In the latest iteration of In the Yellow Chair, Tom Nash – also known as Mr Divorce Coach – offers his perspective on the introduction of no-fault divorce one year on.
Why do you think no-fault divorce was implemented?
No-fault divorce (NFD) is the beginning of a new era in family law, and I feel it is long overdue. It is an opportunity to lessen the contention and help parties to start on the right formal footing to remove the blame game.
Prior to NFD, couples were effectively steered towards blame, thus adding potential bitterness and emotion into the mix. In my work as a Divorce Coach, I have seen that the implementation of NFD has helped many clients to begin their journey in a much better way by removing the need to point the finger, to come up with as many scenarios and experiences to apportion their “emotional justice”.
Now, it has to be said that NFD isn’t going to help everyone or have the desired impact for every situation – but then what would? The implementation of NFD is a fantastic starting point for bringing around positive change, affording both parties the chance to step back and remove the emotion of divorce and consider stepping into the “business of divorce” much earlier.
Have you seen a reduction in combative separating culture now that the need to assign blame isn’t present in all cases?
Yes, I have witnessed an improvement and reduction in how parties are approaching their separation/divorce. For the majority of clients I work with, they were already looking at better ways of tackling this life-changing event. For those people, it has added an additional layer to get through this emotional rollercoaster in a more considered, empathetic, and human way.
I also suspect that NFD has shone a brighter light on the various forms of dispute resolution.

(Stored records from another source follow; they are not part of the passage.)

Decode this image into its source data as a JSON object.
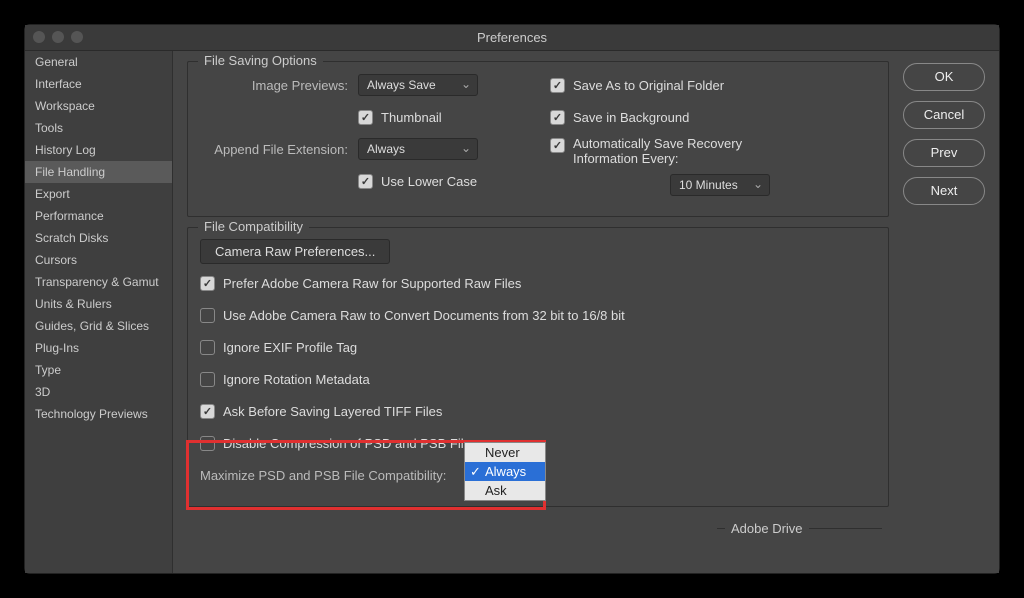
{
  "window": {
    "title": "Preferences"
  },
  "buttons": {
    "ok": "OK",
    "cancel": "Cancel",
    "prev": "Prev",
    "next": "Next"
  },
  "sidebar": {
    "items": [
      "General",
      "Interface",
      "Workspace",
      "Tools",
      "History Log",
      "File Handling",
      "Export",
      "Performance",
      "Scratch Disks",
      "Cursors",
      "Transparency & Gamut",
      "Units & Rulers",
      "Guides, Grid & Slices",
      "Plug-Ins",
      "Type",
      "3D",
      "Technology Previews"
    ],
    "active_index": 5
  },
  "file_saving": {
    "group_title": "File Saving Options",
    "image_previews_label": "Image Previews:",
    "image_previews_value": "Always Save",
    "thumbnail": "Thumbnail",
    "append_ext_label": "Append File Extension:",
    "append_ext_value": "Always",
    "lower_case": "Use Lower Case",
    "save_as_original": "Save As to Original Folder",
    "save_bg": "Save in Background",
    "auto_save": "Automatically Save Recovery Information Every:",
    "auto_save_value": "10 Minutes"
  },
  "file_compat": {
    "group_title": "File Compatibility",
    "camera_raw_btn": "Camera Raw Preferences...",
    "prefer_acr": "Prefer Adobe Camera Raw for Supported Raw Files",
    "use_acr_32": "Use Adobe Camera Raw to Convert Documents from 32 bit to 16/8 bit",
    "ignore_exif": "Ignore EXIF Profile Tag",
    "ignore_rotation": "Ignore Rotation Metadata",
    "ask_tiff": "Ask Before Saving Layered TIFF Files",
    "disable_compress": "Disable Compression of PSD and PSB Files",
    "maximize_label": "Maximize PSD and PSB File Compatibility:",
    "maximize_options": [
      "Never",
      "Always",
      "Ask"
    ],
    "maximize_selected_index": 1
  },
  "adobe_drive": {
    "title": "Adobe Drive"
  }
}
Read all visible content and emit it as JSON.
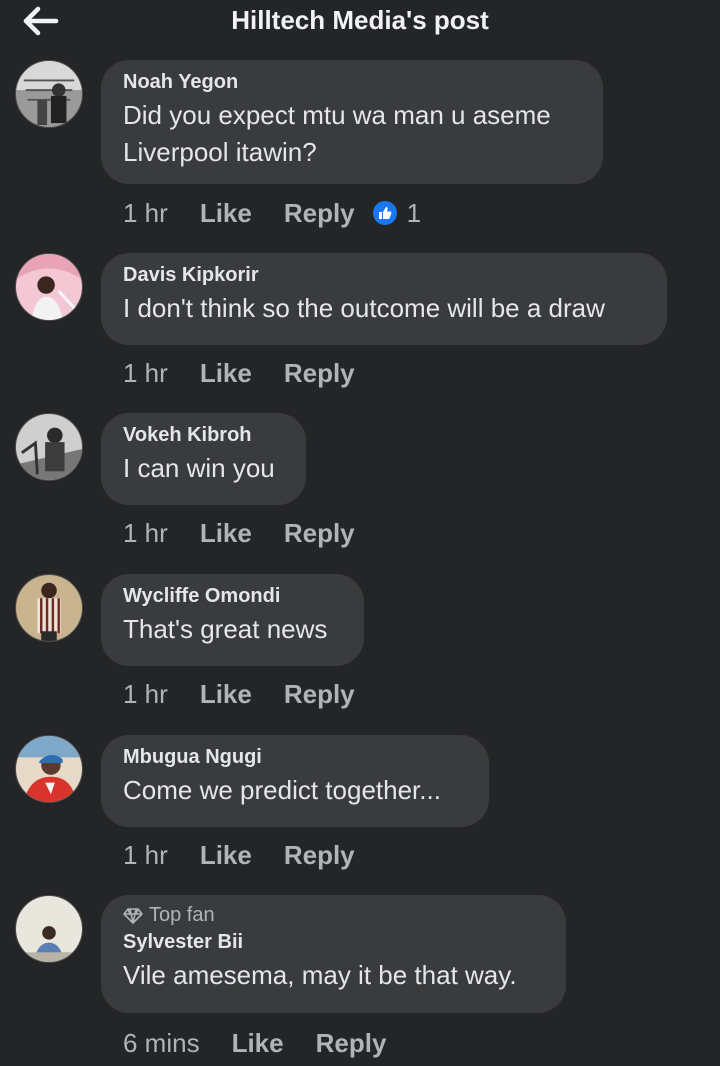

By starting off with removing the blame, clients are already in a different headspace and thinking pattern that allows them to be more open to all their options such as mediation, arbitration, or collaborative.
That said, however, we are always going to see those who seek emotional justice, who want “their day in court”, thinking the system will hold the other party to some form of account for their behaviours.
In fact, I have witnessed those combative situations rising, quite possibly due to not being able to blame one or another party. I have had clients who have said they wish the old system was still in place as they want the world to know what their partner did to them.
Fortunately, those situations are rare, and I do feel we are seeing a shift in the right direction. I see the recent data released on the spike in divorce applications last year as a sign that there were many who were waiting for NFD to come in as opposed to few who rushed their applications through pre 6th April last year.
If so, how does this impact the relationship between a solicitor and a divorce coach?
If anything, I feel that this has only strengthened the relationship and cooperative approach between solicitor and divorce coach.
NFD is affording people the opportunity to think, act, and be better through their divorce journey. This goes in tandem in the work both legal and non-legal professionals can do together.
Coaches can assist clients much earlier in their process – somewhat as a preventive measure – to help them learn, process, and manage their emotions better. To improve their thinking patterns and their internal dialogue with themselves, thus creating better actionable behaviours, improved communications, and more considered approaches to all the situations they may face from finances to child matters.
Ultimately, the solicitor gets back a more congruent and less emotively charged client, allowing the legal professional to conduct their role in a better manner, reducing their own stresses and psychological impacts. I have one family law partner who refers to me as her “emotional outsourcer” – she knows that area is not her lane, likewise I would never give tax advice as that is not my area of expertise.
Overall, I believe that the introduction of NFD has not only served the potential clients well, but has also created a wider acceptance between all professionals of how we can all work together better and offer clients a full support service of legal, financial, and emotional support.
Writing in The Times, Francesca Davey of Nockolds suggested that the introduction of no-fault divorce was “turbo-charging hasty DIY divorces”. Is this reflected in your experience?
I resonate with Francesca’s comments. My fear was that we would see a stark increase in “insta-divorces” where people enter into the process with very little to no knowledge about what they’re getting themselves into, Googling every step of the way without true information on what they need to consider in relation to things like pensions, child arrangements, and more.
I suspect we were always going to see some kind of an increase initially, but as time goes on I see that clients still recognise the need for good and true legal advice.
Yes, there will be some who try to do the whole “DIY” approach – possibly those on low incomes, for example – but I suspect that we will see another shift further down the road where enough DIY experiences have shown why it is so fundamentally important to have the right team around you and that having the right legal representative by your side is still so very important.
There is a similar conversation happening in the Coaching world right now in relation to AI tech and things like ChatGPT. There are those that fear people will just use one of these AI bots to Coach them and tell them all the answers and advice. But that isn’t what Coaching is, and again in time people will come to realise there is no substitute for educated, knowledgeable, and ethical professionals when it comes to any DIY options.